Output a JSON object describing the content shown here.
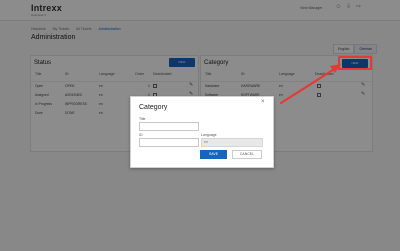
{
  "app": {
    "logo": "Intrexx",
    "logo_sub": "Helpdesk 3",
    "view_manager": "View Manager"
  },
  "breadcrumb": [
    "Helpdesk",
    "My Tickets",
    "All Tickets",
    "Administration"
  ],
  "page_title": "Administration",
  "language_tabs": [
    "English",
    "German"
  ],
  "status_panel": {
    "title": "Status",
    "new_label": "NEW",
    "columns": [
      "Title",
      "ID",
      "Language",
      "Order",
      "Deactivated"
    ],
    "rows": [
      {
        "title": "Open",
        "id": "OPEN",
        "language": "en",
        "order": "1"
      },
      {
        "title": "Assigned",
        "id": "ASSIGNED",
        "language": "en",
        "order": "2"
      },
      {
        "title": "In Progress",
        "id": "INPROGRESS",
        "language": "en",
        "order": "3"
      },
      {
        "title": "Done",
        "id": "DONE",
        "language": "en",
        "order": "4"
      }
    ]
  },
  "category_panel": {
    "title": "Category",
    "new_label": "NEW",
    "columns": [
      "Title",
      "ID",
      "Language",
      "Deactivated"
    ],
    "rows": [
      {
        "title": "Hardware",
        "id": "HARDWARE",
        "language": "en"
      },
      {
        "title": "Software",
        "id": "SOFTWARE",
        "language": "en"
      }
    ]
  },
  "dialog": {
    "title": "Category",
    "close": "×",
    "fields": {
      "title_label": "Title",
      "id_label": "ID",
      "language_label": "Language",
      "language_value": "en"
    },
    "save_label": "SAVE",
    "cancel_label": "CANCEL"
  },
  "colors": {
    "accent": "#1565c0",
    "highlight": "#e53935"
  }
}
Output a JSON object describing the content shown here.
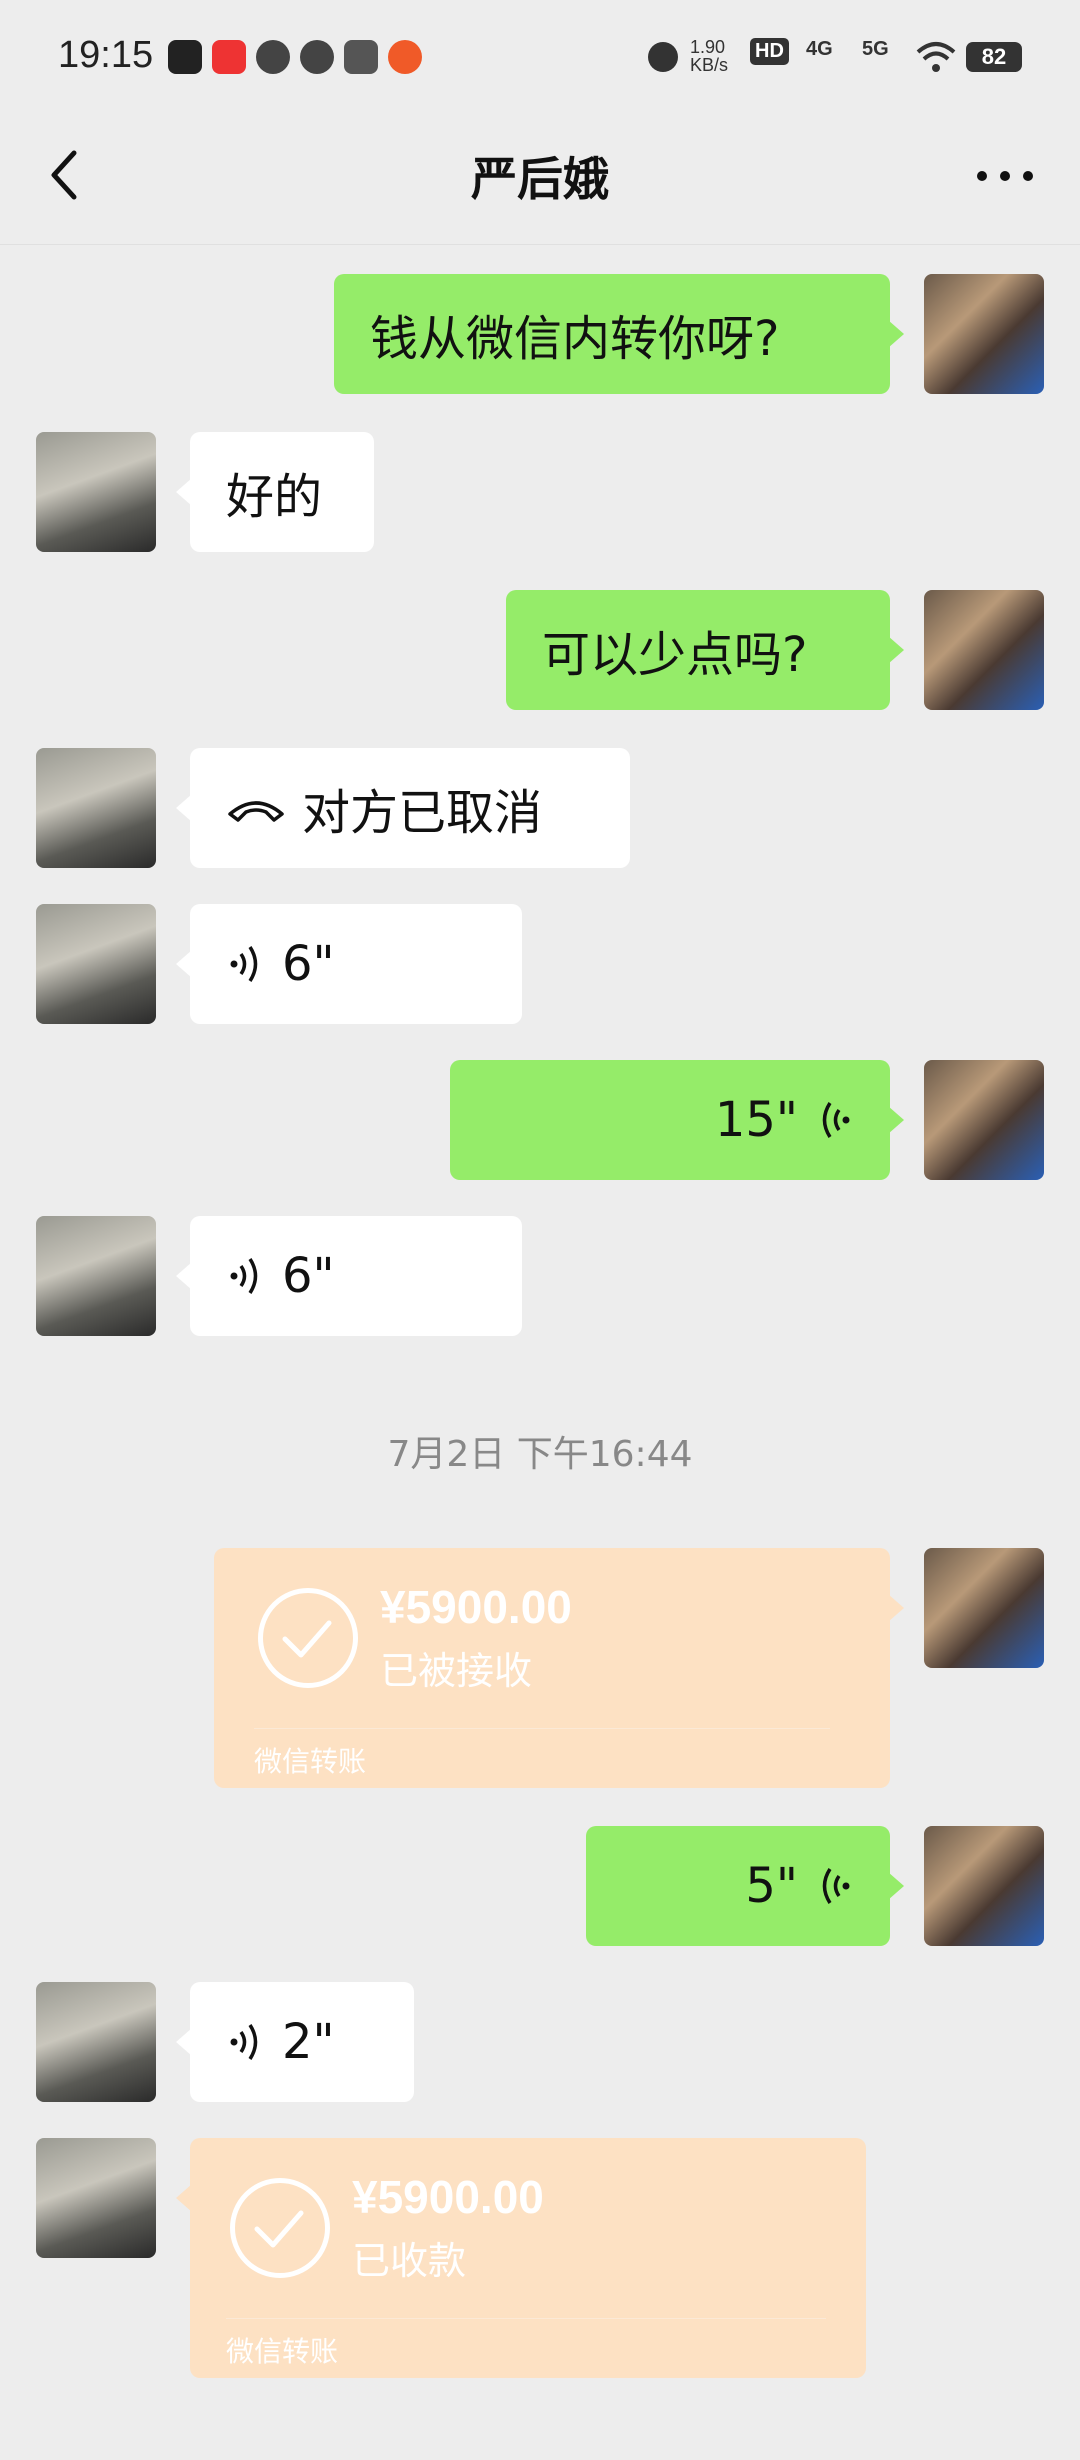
{
  "status_bar": {
    "time": "19:15",
    "net_speed": "1.90 KB/s",
    "hd": "HD",
    "net1": "4G",
    "net2": "5G",
    "battery": "82"
  },
  "header": {
    "title": "严后娥"
  },
  "messages": [
    {
      "side": "self",
      "type": "text",
      "text": "钱从微信内转你呀?"
    },
    {
      "side": "peer",
      "type": "text",
      "text": "好的"
    },
    {
      "side": "self",
      "type": "text",
      "text": "可以少点吗?"
    },
    {
      "side": "peer",
      "type": "call",
      "text": "对方已取消"
    },
    {
      "side": "peer",
      "type": "voice",
      "text": "6\""
    },
    {
      "side": "self",
      "type": "voice",
      "text": "15\""
    },
    {
      "side": "peer",
      "type": "voice",
      "text": "6\""
    },
    {
      "side": "self",
      "type": "transfer",
      "amount": "¥5900.00",
      "status": "已被接收",
      "footer": "微信转账"
    },
    {
      "side": "self",
      "type": "voice",
      "text": "5\""
    },
    {
      "side": "peer",
      "type": "voice",
      "text": "2\""
    },
    {
      "side": "peer",
      "type": "transfer",
      "amount": "¥5900.00",
      "status": "已收款",
      "footer": "微信转账"
    }
  ],
  "timestamp": "7月2日 下午16:44",
  "colors": {
    "self_bubble": "#95ec69",
    "peer_bubble": "#ffffff",
    "transfer": "#fde1c3",
    "background": "#ededed"
  }
}
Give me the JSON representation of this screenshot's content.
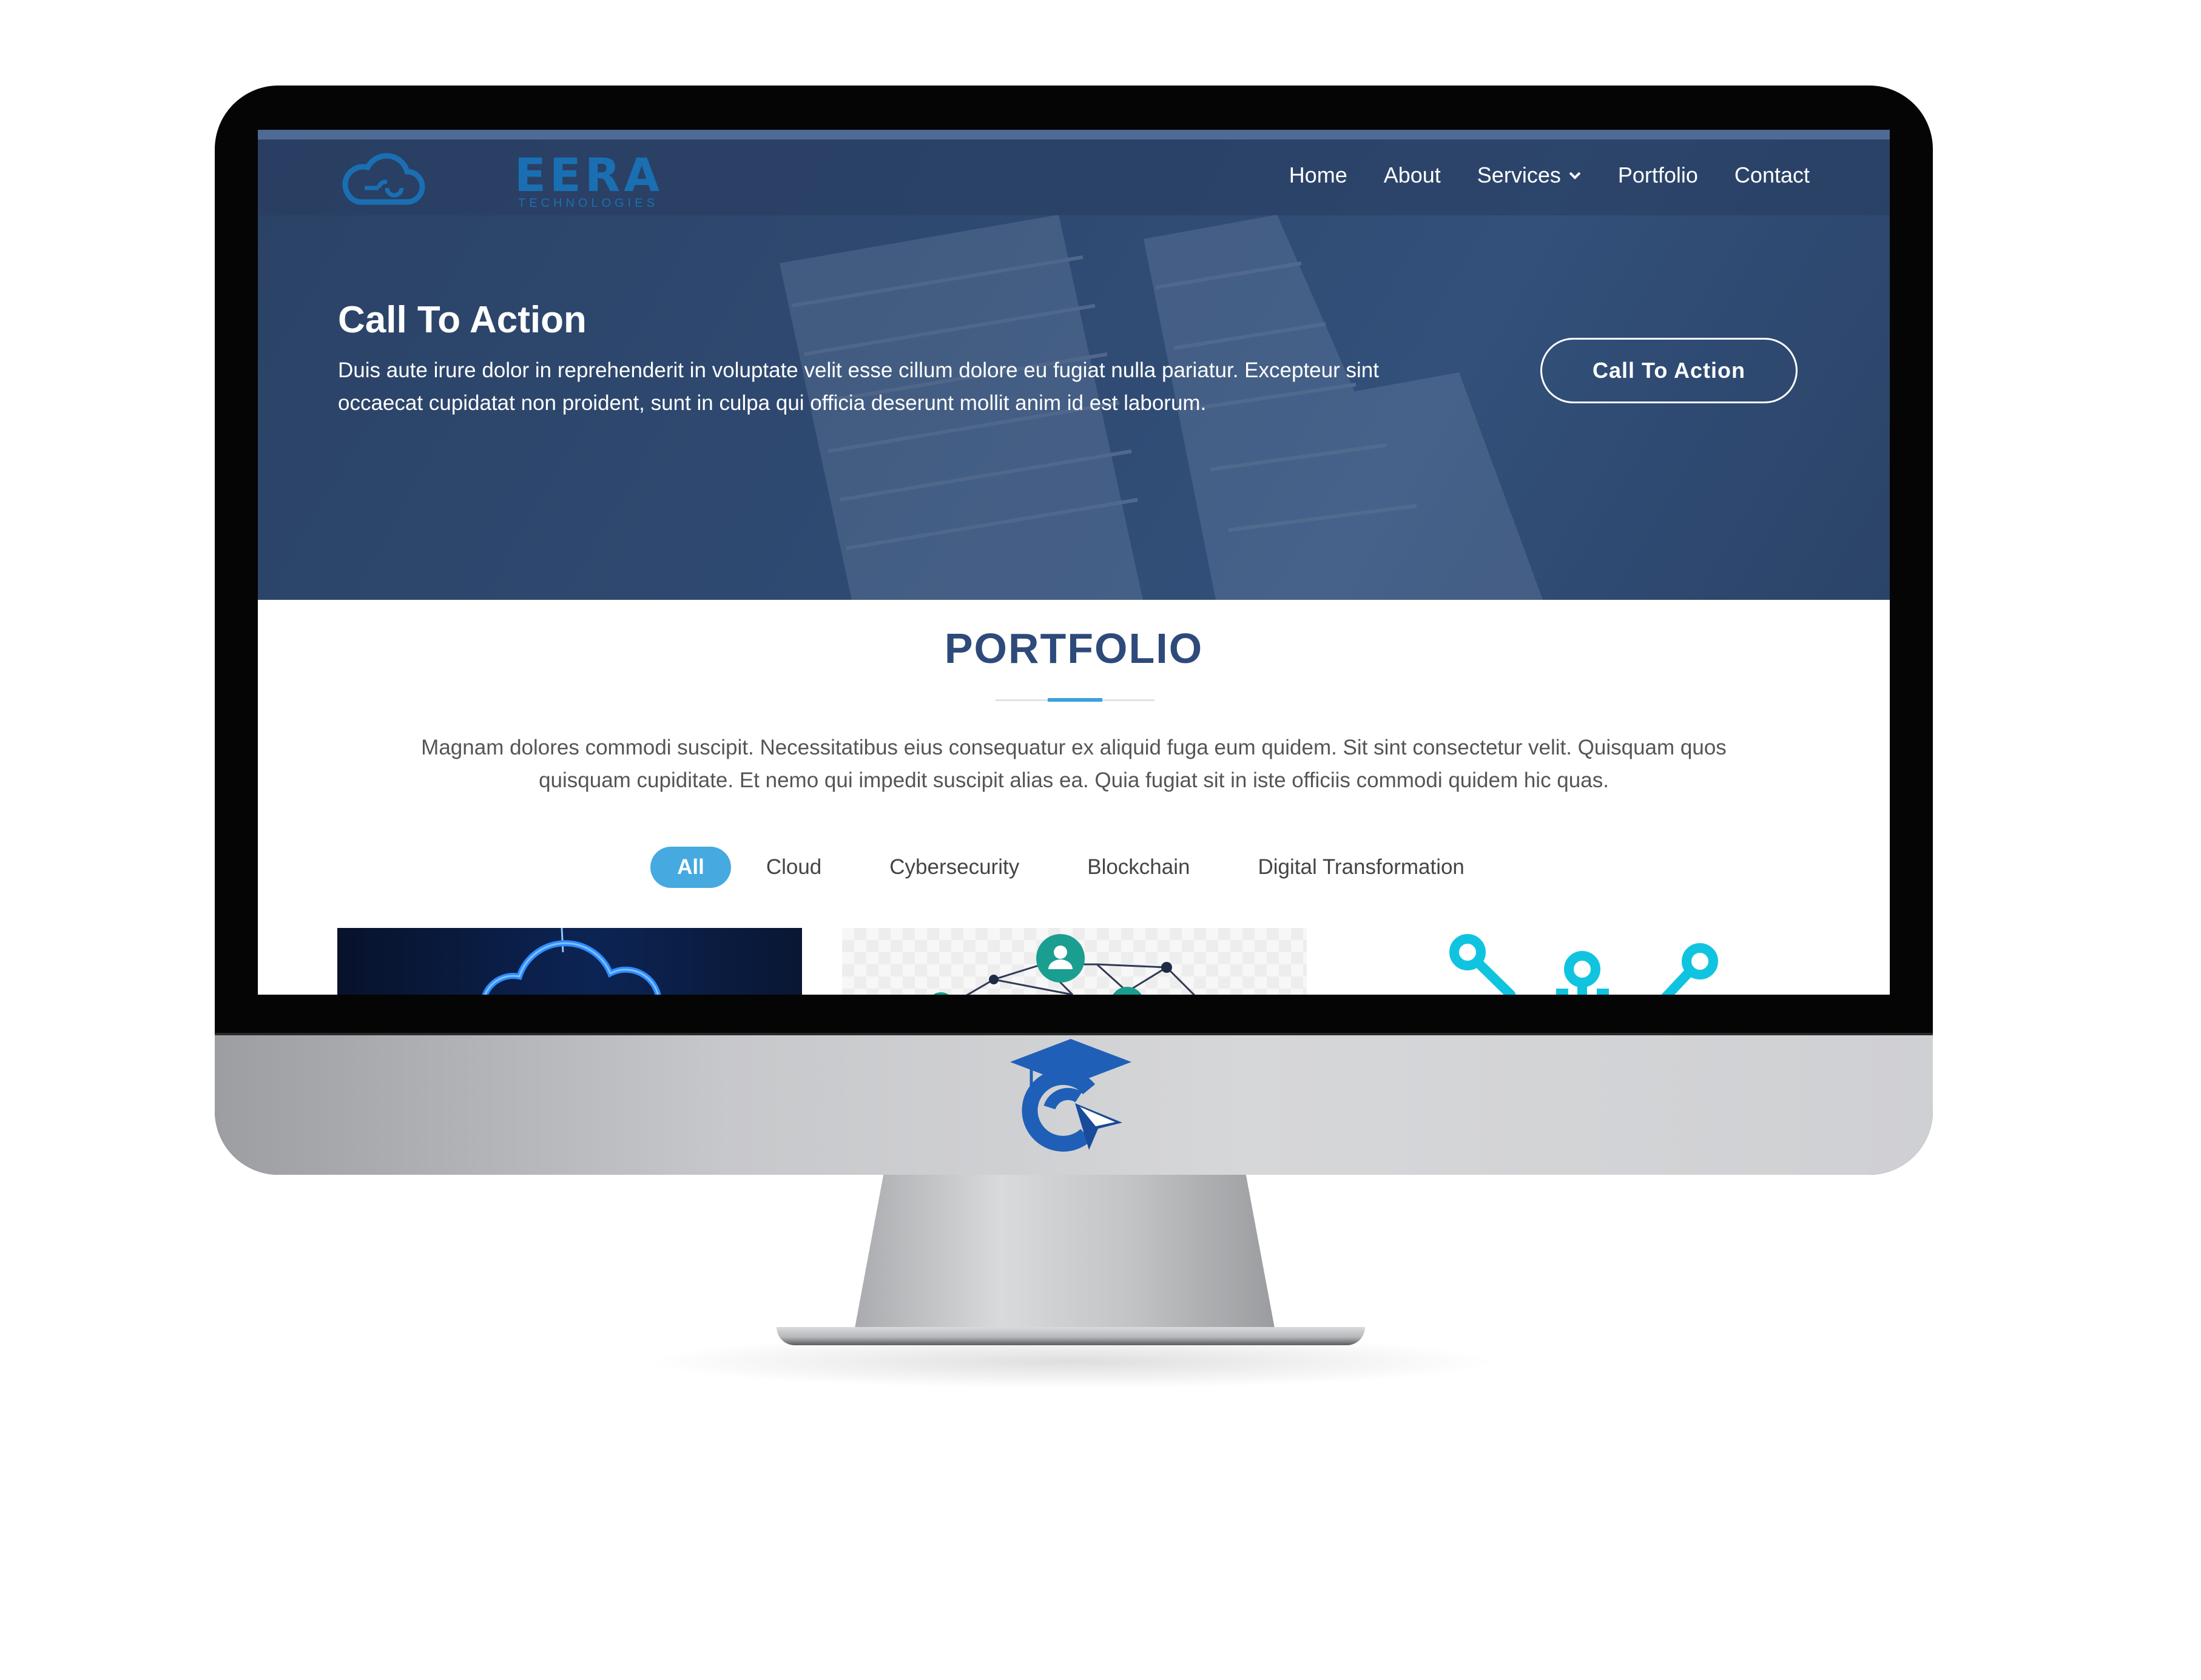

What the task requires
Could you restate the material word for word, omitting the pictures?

Answer space
Output a JSON object describing the content shown here.
{
  "app": {
    "logo": "Intrexx",
    "logo_sub": "Helpdesk 3",
    "view_manager": "View Manager"
  },
  "breadcrumb": [
    "Helpdesk",
    "My Tickets",
    "All Tickets",
    "Administration"
  ],
  "page_title": "Administration",
  "language_tabs": [
    "English",
    "German"
  ],
  "status_panel": {
    "title": "Status",
    "new_label": "NEW",
    "columns": [
      "Title",
      "ID",
      "Language",
      "Order",
      "Deactivated"
    ],
    "rows": [
      {
        "title": "Open",
        "id": "OPEN",
        "language": "en",
        "order": "1"
      },
      {
        "title": "Assigned",
        "id": "ASSIGNED",
        "language": "en",
        "order": "2"
      },
      {
        "title": "In Progress",
        "id": "INPROGRESS",
        "language": "en",
        "order": "3"
      },
      {
        "title": "Done",
        "id": "DONE",
        "language": "en",
        "order": "4"
      }
    ]
  },
  "category_panel": {
    "title": "Category",
    "new_label": "NEW",
    "columns": [
      "Title",
      "ID",
      "Language",
      "Deactivated"
    ],
    "rows": [
      {
        "title": "Hardware",
        "id": "HARDWARE",
        "language": "en"
      },
      {
        "title": "Software",
        "id": "SOFTWARE",
        "language": "en"
      }
    ]
  },
  "dialog": {
    "title": "Category",
    "close": "×",
    "fields": {
      "title_label": "Title",
      "id_label": "ID",
      "language_label": "Language",
      "language_value": "en"
    },
    "save_label": "SAVE",
    "cancel_label": "CANCEL"
  },
  "colors": {
    "accent": "#1565c0",
    "highlight": "#e53935"
  }
}
Output a JSON object describing the content shown here.
{
  "status_bar": {
    "time": "19:15",
    "net_speed": "1.90 KB/s",
    "hd": "HD",
    "net1": "4G",
    "net2": "5G",
    "battery": "82"
  },
  "header": {
    "title": "严后娥"
  },
  "messages": [
    {
      "side": "self",
      "type": "text",
      "text": "钱从微信内转你呀?"
    },
    {
      "side": "peer",
      "type": "text",
      "text": "好的"
    },
    {
      "side": "self",
      "type": "text",
      "text": "可以少点吗?"
    },
    {
      "side": "peer",
      "type": "call",
      "text": "对方已取消"
    },
    {
      "side": "peer",
      "type": "voice",
      "text": "6\""
    },
    {
      "side": "self",
      "type": "voice",
      "text": "15\""
    },
    {
      "side": "peer",
      "type": "voice",
      "text": "6\""
    },
    {
      "side": "self",
      "type": "transfer",
      "amount": "¥5900.00",
      "status": "已被接收",
      "footer": "微信转账"
    },
    {
      "side": "self",
      "type": "voice",
      "text": "5\""
    },
    {
      "side": "peer",
      "type": "voice",
      "text": "2\""
    },
    {
      "side": "peer",
      "type": "transfer",
      "amount": "¥5900.00",
      "status": "已收款",
      "footer": "微信转账"
    }
  ],
  "timestamp": "7月2日 下午16:44",
  "colors": {
    "self_bubble": "#95ec69",
    "peer_bubble": "#ffffff",
    "transfer": "#fde1c3",
    "background": "#ededed"
  }
}
Give me the JSON representation of this screenshot's content.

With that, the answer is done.